The deal, struck Saturday, plugs a gap in world trade law and allows poorer countries unable to manufacture medicines domestically to override international patents and import cheap generic drugs when they need to.
But health activists immediately attacked the accord, hammered out by the United States, Brazil, India, Kenya and South Africa, saying it imposed too many conditions on countries seeking to use it.
"Today's WTO agreement that is ostensibly intended to get drugs to the poorest countries does not provide a workable solution," Medicines sans Frontieres (MSF, Doctors without Borders) and Oxfam said in a joint statement.
But WTO members were keen to talk up their deal.
"The decision that you have just taken is an historic agreement for the WTO," WTO Director-General Supachai Panitchpakdi told member states.

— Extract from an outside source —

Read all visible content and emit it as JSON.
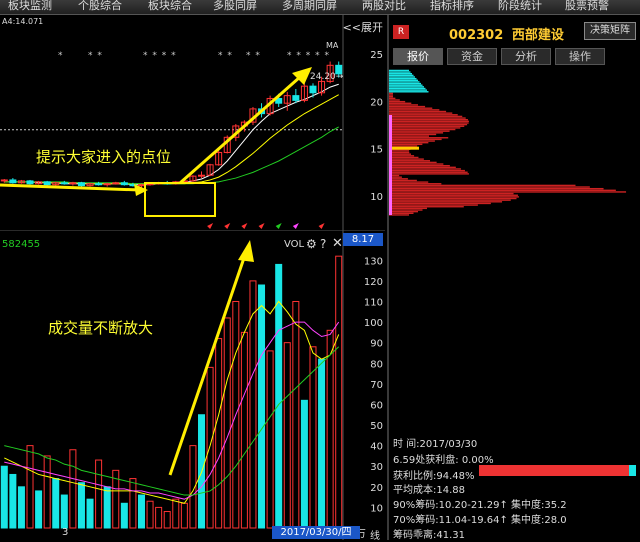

The EU was also quick to welcome Saturday's decision, which came after days of emotionally charged debate.
"This deal may have taken too many months to complete but finally it shows the WTO can respond flexibly and pragmatically to the concerns of developing countries," European Trade Commissioner Pascal Lamy said in a statement.

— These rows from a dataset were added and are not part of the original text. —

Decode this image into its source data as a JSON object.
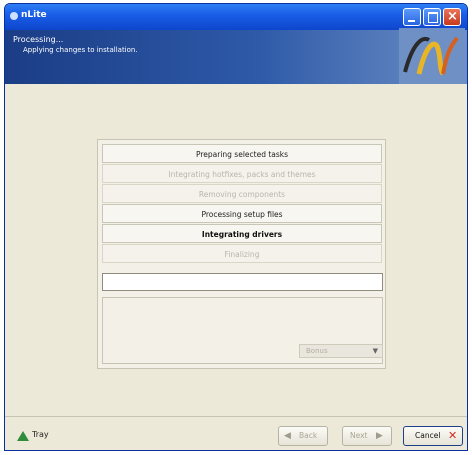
{
  "window": {
    "title": "nLite"
  },
  "header": {
    "title": "Processing...",
    "subtitle": "Applying changes to installation."
  },
  "steps": [
    {
      "label": "Preparing selected tasks",
      "state": "done"
    },
    {
      "label": "Integrating hotfixes, packs and themes",
      "state": "skipped"
    },
    {
      "label": "Removing components",
      "state": "skipped"
    },
    {
      "label": "Processing setup files",
      "state": "done"
    },
    {
      "label": "Integrating drivers",
      "state": "current"
    },
    {
      "label": "Finalizing",
      "state": "pending"
    }
  ],
  "progress": {
    "value": 0
  },
  "log": {
    "select_value": "Bonus"
  },
  "footer": {
    "tray_label": "Tray",
    "back_label": "Back",
    "next_label": "Next",
    "cancel_label": "Cancel"
  },
  "icons": {
    "back": "back-arrow-icon",
    "next": "next-arrow-icon",
    "cancel": "cancel-x-icon",
    "tray": "tray-icon"
  },
  "colors": {
    "titlebar": "#1a5ee8",
    "header": "#1b3d86",
    "window_bg": "#ece9d8",
    "cancel_x": "#d42a1f"
  }
}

The accord, given a final seal of approval by the WTO's 146-member executive General Council on Saturday, means setting aside patents owned by multinational firms that are protected by trade rules.

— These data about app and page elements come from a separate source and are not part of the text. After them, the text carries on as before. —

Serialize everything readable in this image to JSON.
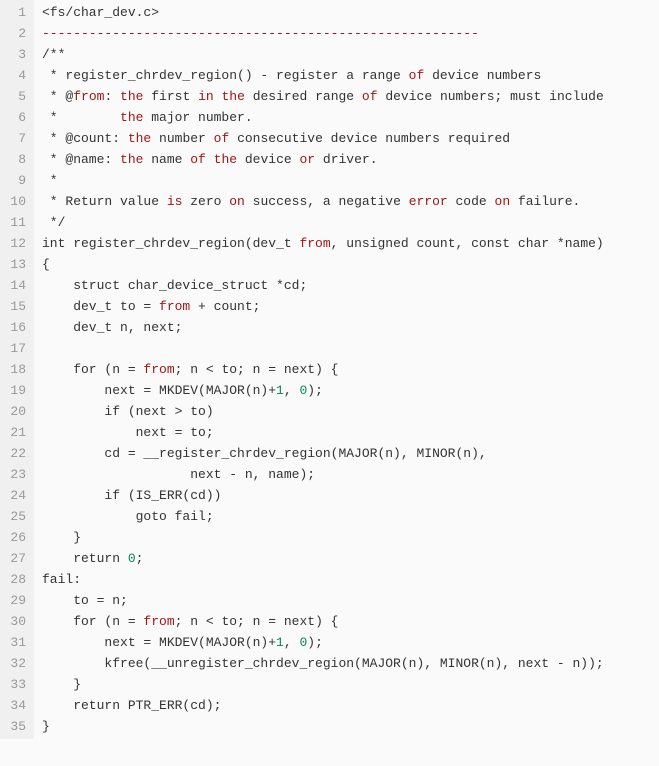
{
  "code": {
    "lines": [
      {
        "n": "1",
        "html": "&lt;fs/char_dev.c&gt;"
      },
      {
        "n": "2",
        "html": "<span class='kw'>--------------------------------------------------------</span>"
      },
      {
        "n": "3",
        "html": "/**"
      },
      {
        "n": "4",
        "html": " * register_chrdev_region() - register a range <span class='kw'>of</span> device numbers"
      },
      {
        "n": "5",
        "html": " * @<span class='kw'>from</span>: <span class='kw'>the</span> first <span class='kw'>in</span> <span class='kw'>the</span> desired range <span class='kw'>of</span> device numbers; must include"
      },
      {
        "n": "6",
        "html": " *        <span class='kw'>the</span> major number."
      },
      {
        "n": "7",
        "html": " * @count: <span class='kw'>the</span> number <span class='kw'>of</span> consecutive device numbers required"
      },
      {
        "n": "8",
        "html": " * @name: <span class='kw'>the</span> name <span class='kw'>of</span> <span class='kw'>the</span> device <span class='kw'>or</span> driver."
      },
      {
        "n": "9",
        "html": " *"
      },
      {
        "n": "10",
        "html": " * Return value <span class='kw'>is</span> zero <span class='kw'>on</span> success, a negative <span class='kw'>error</span> code <span class='kw'>on</span> failure."
      },
      {
        "n": "11",
        "html": " */"
      },
      {
        "n": "12",
        "html": "int register_chrdev_region(dev_t <span class='kw'>from</span>, unsigned count, const char *name)"
      },
      {
        "n": "13",
        "html": "{"
      },
      {
        "n": "14",
        "html": "    struct char_device_struct *cd;"
      },
      {
        "n": "15",
        "html": "    dev_t to = <span class='kw'>from</span> + count;"
      },
      {
        "n": "16",
        "html": "    dev_t n, next;"
      },
      {
        "n": "17",
        "html": ""
      },
      {
        "n": "18",
        "html": "    for (n = <span class='kw'>from</span>; n &lt; to; n = next) {"
      },
      {
        "n": "19",
        "html": "        next = MKDEV(MAJOR(n)+<span class='num'>1</span>, <span class='num'>0</span>);"
      },
      {
        "n": "20",
        "html": "        if (next &gt; to)"
      },
      {
        "n": "21",
        "html": "            next = to;"
      },
      {
        "n": "22",
        "html": "        cd = __register_chrdev_region(MAJOR(n), MINOR(n),"
      },
      {
        "n": "23",
        "html": "                   next - n, name);"
      },
      {
        "n": "24",
        "html": "        if (IS_ERR(cd))"
      },
      {
        "n": "25",
        "html": "            goto fail;"
      },
      {
        "n": "26",
        "html": "    }"
      },
      {
        "n": "27",
        "html": "    return <span class='num'>0</span>;"
      },
      {
        "n": "28",
        "html": "fail:"
      },
      {
        "n": "29",
        "html": "    to = n;"
      },
      {
        "n": "30",
        "html": "    for (n = <span class='kw'>from</span>; n &lt; to; n = next) {"
      },
      {
        "n": "31",
        "html": "        next = MKDEV(MAJOR(n)+<span class='num'>1</span>, <span class='num'>0</span>);"
      },
      {
        "n": "32",
        "html": "        kfree(__unregister_chrdev_region(MAJOR(n), MINOR(n), next - n));"
      },
      {
        "n": "33",
        "html": "    }"
      },
      {
        "n": "34",
        "html": "    return PTR_ERR(cd);"
      },
      {
        "n": "35",
        "html": "}"
      }
    ]
  }
}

"I find a special satisfaction in the fact that the decision will be of particular value to the smaller and poorer countries... in Africa and elsewhere," Supachai said.
"It will enable them to make full use of the flexibilities in the WTO intellectual property rules in order to deal with the diseases that ravage their peoples."
Health activists attacked the accord, saying it imposed too many conditions on countries seeking to use it.
An impassioned plea on Friday by African states, who said that thousands were dying as trade envoys bickered, got the talks back on track after a deal agreed on Thursday by the main negotiating body on medicines ran into last-minute problems.
The pact aims to allay US concerns that any waiving of patents could be abused for commercial gain by generic producers such as Brazil and India.
The United States, home to many major pharmaceutical firms, had feared they could turn out highly profitable life-style remedies such as Viagra for sale in richer developing nations.
The drugs industry has welcomed the pact as balancing the need for poor states to fight health problems with the demands that WTO members waive patents only to import generic medicines "in good faith" and do not abuse the system for commercial gain.
Steps will be taken to ensure drugs sold to poor countries do not turn up on rich country markets, and a number of richer developing countries - such as Mexico and South Korea - will agree to use the system only in dire health emergencies.
Existing world trade rules allowed countries - developed or developing - with their own drugs industry to waive patents and issue compulsory licences to generic manufacturers when they face health emergencies.
But the regulations said nothing about states without their own drugs industry and WTO states have been battling over the issue for nearly two years.
A deal before a trade meeting in the Mexican resort of Cancun in less than two weeks was seen as vital to giving new momentum to the WTO's struggling Doha Round of free trade talks.